As I saw an exhausted and injured Ja Morant walk off the court this past Saturday for the final time this season, I couldn’t help but think of 2015’s Creed, which easily makes my personal top ten movies list.
There’s a quote in Creed that has stuck with me ever since I saw it all the way back in 2015. And as strange as it may seem, the quote didn’t come from Sylvester Stallone’s iconic Rocky Balboa (although he has many memorable lines of his own) or Michael B. Jordan’s Adonis Creed. Rather, it came from First Take’s Max Kellerman of all people, who excitedly exclaims, “Rickie Conlan won the fight, but Adonis Creed won the night” in the aftermath of the film’s final fight in which Creed goes the distance in a memorable and emotional loss to the undefeated Conlan.
To be sure, the film echoes the original Rocky in that regard. Like Rocky was against his Creed’s father in the very first film before him, Creed is extremely talented, but he isn’t quite ready to earn the championship belt. Yet even as he falls just short of overcoming incredible odds, he makes it clear to the rest of the world—including Conlan himself—that the belt will soon be his.
As the short-handed Memphis Grizzlies finally fell short in a thrilling back-and-forth elimination game against the Portland Trail Blazers, there were no negative feelings from either the Grizzlies themselves or their fans. Why would there be? They were never supposed to be in a position to make the playoffs in the first place, with only a combination of injuries and extremely bad luck keeping them from being a participant. And Ja Morant, as incredible of a young player that he is, isn’t supposed to outplay the NBA’s current best point guard in Damian Lillard at the peak of his prime.
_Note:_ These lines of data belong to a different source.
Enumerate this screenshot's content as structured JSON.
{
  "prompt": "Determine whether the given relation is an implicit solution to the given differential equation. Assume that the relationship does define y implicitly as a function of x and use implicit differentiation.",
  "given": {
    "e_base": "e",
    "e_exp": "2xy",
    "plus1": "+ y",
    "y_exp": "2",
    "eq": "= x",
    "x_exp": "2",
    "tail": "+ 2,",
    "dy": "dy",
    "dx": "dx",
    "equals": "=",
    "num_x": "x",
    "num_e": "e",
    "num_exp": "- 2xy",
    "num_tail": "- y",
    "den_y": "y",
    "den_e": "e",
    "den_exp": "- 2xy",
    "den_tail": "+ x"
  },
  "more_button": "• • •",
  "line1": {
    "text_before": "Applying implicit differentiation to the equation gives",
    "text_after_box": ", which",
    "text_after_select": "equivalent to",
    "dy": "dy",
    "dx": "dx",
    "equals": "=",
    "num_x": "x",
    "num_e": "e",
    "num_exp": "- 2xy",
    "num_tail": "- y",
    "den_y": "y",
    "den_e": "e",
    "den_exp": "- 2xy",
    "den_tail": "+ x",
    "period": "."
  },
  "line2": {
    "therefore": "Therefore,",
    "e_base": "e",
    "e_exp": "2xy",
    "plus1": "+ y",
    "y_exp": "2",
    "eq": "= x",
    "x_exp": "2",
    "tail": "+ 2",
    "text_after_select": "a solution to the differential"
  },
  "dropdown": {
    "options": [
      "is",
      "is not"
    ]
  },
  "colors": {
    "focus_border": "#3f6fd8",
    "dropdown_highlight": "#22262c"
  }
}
But he did. In the biggest game of his life against a team that was far more talented than his depleted own, Ja Morant outplayed Lillard with a career-high 35 points and 8 assists. It was a performance that echoed - even if it didn’t match - Michael Jordan’s iconic 63-point performance in a losing effort against the 1986 Celtics, which caused Larry Bird to memorably say, “It’s just God disguised as Michael Jordan.” If it wasn’t for CJ McCollum, then the Blazers would have had to play the Grizzlies one more time for their fourth game in four days. Maybe it’s only right to say it like Max Kellerman: Damian Lillard and the Portland Trail Blazers won the game, but Ja Morant won the day.
In doing so, he reminded everyone for the last time this season that he will very well soon be the NBA’s best point guard. Of course, the Blazers game merely served as the culmination of that reality, with Morant having so many borderline-iconic moments as a rookie. Blocking one of the best one-on-one players in NBA history in Kyrie Irving to send the game to overtime and making a contested game-winner at the rim over three defenders to beat the Charlotte Hornets are only a few moments that revealed to everyone how undeniably transcendent that he will soon become.
For the year as a whole, he had one of the best rookie seasons in NBA history, which is no exaggeration when examining the numbers. In all of NBA history, there have been only three rookies to ever average at least 17 points and 7 assists while shooting 47% from the field: Magic Johnson, Oscar Robertson, and Ja Morant. When you also consider that Morant led a team that was projected to finish last in the Western Conference to within a game of a playoff birth, it becomes undeniable that his rookie season transcends multiple different eras of NBA basketball.
And transcendence is what the Memphis Grizzlies will need from Ja Morant going forward if they are to reach their highest aspirations for an NBA title in the future. The NBA has never been more talented from top to bottom that it is now, and it is filled to the rim with supreme talents under 22-years-old like Luka Doncic, Jayson Tatum, Zion Williamson, and Trae Young. The Grizzlies boast one of the most talented young cores in the league, but simply being very talented won’t be enough to reach the mountaintop with the elite young talent that is present around the league. In order for that to happen, Ja Morant can’t just be great; he must be generational, transcendent in every sense of the word.
Make no mistake: It’s not going to happen overnight. There will be plenty of bumps in the road for Ja Morant and the Memphis Grizzlies going forward. But there’s a sublime beauty in realizing that you are watching the rise of a legend, a transcendent young player who once came from nothing and now is in reach of the throne. There’s an unmistakable thrill in realizing that his painful failures will only make his future triumphs all the more compelling.
The belt isn’t Ja Morant’s just yet. But it soon will be. Just ask Damian Lillard.